Suppliers offered generous terms because he was buying in bulk, allowing him 120 days to pay for £40,000 of stock. Fitters were more of problem; most large firms weren't interested in dealing with a start-up. "But I found a company doing up a shop just off Fouberts Place on Carnaby Street. I was just walking by and took their number." They took a chance on him, agreeing to accept 50% of the costs three months after opening.

Opening in June 2005, Amor benefited from demand for sunglasses. By October he'd sold about 1,000 sunglasses and spectacles at an average of £140 a pair. It allowed him to open a store in Liverpool Street in March this year. He is now set to hit £1m turnover and plans further stores in Mayfair and Islington, although he's under no illusions about the economy. "I'm holding off until the [commercial property] market dips. I think retail is heading for a troubled time." But he thinks he can ride out any problems. "People will always want spectacles and quality and if they can get it at half the price, they will."

Jody Clarke

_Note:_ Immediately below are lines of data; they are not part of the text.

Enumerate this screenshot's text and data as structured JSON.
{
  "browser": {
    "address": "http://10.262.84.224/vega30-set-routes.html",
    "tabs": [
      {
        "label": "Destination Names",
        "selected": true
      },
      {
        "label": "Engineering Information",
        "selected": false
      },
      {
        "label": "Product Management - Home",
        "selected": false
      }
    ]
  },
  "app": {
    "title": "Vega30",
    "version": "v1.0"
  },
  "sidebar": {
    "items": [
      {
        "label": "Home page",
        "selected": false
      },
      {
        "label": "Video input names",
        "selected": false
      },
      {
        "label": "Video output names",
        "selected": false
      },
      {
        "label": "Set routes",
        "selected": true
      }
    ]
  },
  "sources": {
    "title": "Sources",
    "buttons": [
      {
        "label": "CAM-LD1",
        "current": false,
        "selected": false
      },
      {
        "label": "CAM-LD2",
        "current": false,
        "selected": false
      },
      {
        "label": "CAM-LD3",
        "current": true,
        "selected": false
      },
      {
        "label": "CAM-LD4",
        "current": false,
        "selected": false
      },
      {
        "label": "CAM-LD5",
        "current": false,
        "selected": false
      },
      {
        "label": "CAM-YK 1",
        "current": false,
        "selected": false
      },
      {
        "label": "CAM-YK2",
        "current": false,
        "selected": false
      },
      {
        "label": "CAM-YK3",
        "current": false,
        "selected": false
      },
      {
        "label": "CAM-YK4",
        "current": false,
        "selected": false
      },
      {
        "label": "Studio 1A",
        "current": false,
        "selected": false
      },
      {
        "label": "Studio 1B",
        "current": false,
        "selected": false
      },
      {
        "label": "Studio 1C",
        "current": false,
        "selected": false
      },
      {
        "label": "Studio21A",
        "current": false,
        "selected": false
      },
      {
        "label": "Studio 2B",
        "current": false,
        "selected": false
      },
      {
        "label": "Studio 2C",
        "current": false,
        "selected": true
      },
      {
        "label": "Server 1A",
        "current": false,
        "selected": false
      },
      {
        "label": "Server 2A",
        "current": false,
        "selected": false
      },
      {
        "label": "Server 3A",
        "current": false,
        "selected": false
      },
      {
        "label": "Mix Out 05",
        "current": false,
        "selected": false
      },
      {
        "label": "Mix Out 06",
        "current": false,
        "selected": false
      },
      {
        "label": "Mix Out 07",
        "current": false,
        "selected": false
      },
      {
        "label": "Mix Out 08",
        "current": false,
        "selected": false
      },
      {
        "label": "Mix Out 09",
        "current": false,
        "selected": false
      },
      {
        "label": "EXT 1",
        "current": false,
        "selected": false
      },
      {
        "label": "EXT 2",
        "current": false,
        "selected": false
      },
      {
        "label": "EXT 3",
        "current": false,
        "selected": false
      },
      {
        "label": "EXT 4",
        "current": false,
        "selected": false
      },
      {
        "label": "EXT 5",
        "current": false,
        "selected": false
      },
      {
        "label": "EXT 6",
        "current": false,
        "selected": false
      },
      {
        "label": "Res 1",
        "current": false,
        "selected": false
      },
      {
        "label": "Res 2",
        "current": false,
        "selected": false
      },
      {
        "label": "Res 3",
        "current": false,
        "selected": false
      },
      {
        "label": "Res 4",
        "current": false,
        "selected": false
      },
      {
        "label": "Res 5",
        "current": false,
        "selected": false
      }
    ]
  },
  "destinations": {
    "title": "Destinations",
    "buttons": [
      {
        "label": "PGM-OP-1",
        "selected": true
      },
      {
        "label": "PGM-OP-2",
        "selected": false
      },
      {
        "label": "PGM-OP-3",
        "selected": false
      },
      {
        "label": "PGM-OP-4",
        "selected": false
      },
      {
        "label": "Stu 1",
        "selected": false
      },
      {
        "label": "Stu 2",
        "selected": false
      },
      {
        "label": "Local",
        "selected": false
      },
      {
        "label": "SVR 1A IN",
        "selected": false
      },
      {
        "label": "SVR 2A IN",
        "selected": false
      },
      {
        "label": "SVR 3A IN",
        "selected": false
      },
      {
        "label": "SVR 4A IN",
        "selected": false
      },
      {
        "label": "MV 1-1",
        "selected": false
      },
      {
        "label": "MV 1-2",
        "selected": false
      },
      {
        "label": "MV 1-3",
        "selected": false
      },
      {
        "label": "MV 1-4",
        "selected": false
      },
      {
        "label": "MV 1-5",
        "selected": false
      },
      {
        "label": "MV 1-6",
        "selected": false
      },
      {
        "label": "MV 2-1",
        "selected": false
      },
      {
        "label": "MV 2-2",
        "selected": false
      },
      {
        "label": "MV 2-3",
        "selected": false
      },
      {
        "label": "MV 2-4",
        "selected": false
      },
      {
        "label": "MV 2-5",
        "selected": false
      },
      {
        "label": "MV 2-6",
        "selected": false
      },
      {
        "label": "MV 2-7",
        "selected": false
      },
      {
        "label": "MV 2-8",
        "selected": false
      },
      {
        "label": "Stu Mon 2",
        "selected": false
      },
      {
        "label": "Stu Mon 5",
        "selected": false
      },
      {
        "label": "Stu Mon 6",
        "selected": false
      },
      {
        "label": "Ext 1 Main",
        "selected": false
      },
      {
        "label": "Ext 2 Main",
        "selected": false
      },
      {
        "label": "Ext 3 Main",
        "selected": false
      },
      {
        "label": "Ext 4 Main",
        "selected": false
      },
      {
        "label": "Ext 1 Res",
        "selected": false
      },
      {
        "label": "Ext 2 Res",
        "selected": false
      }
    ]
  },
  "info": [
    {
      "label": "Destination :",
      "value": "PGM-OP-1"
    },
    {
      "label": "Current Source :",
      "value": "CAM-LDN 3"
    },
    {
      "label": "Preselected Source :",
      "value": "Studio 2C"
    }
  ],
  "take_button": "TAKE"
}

Jody studied at the University of Limerick and she has been a senior writer for MoneyWeek for more than 15 years. Jody is experienced in interviewing, for example in her time she has dug into the lives of an ex-M15 agent and quirky business owners who have made millions. Jody’s other areas of expertise include advice on funds, stocks and house prices.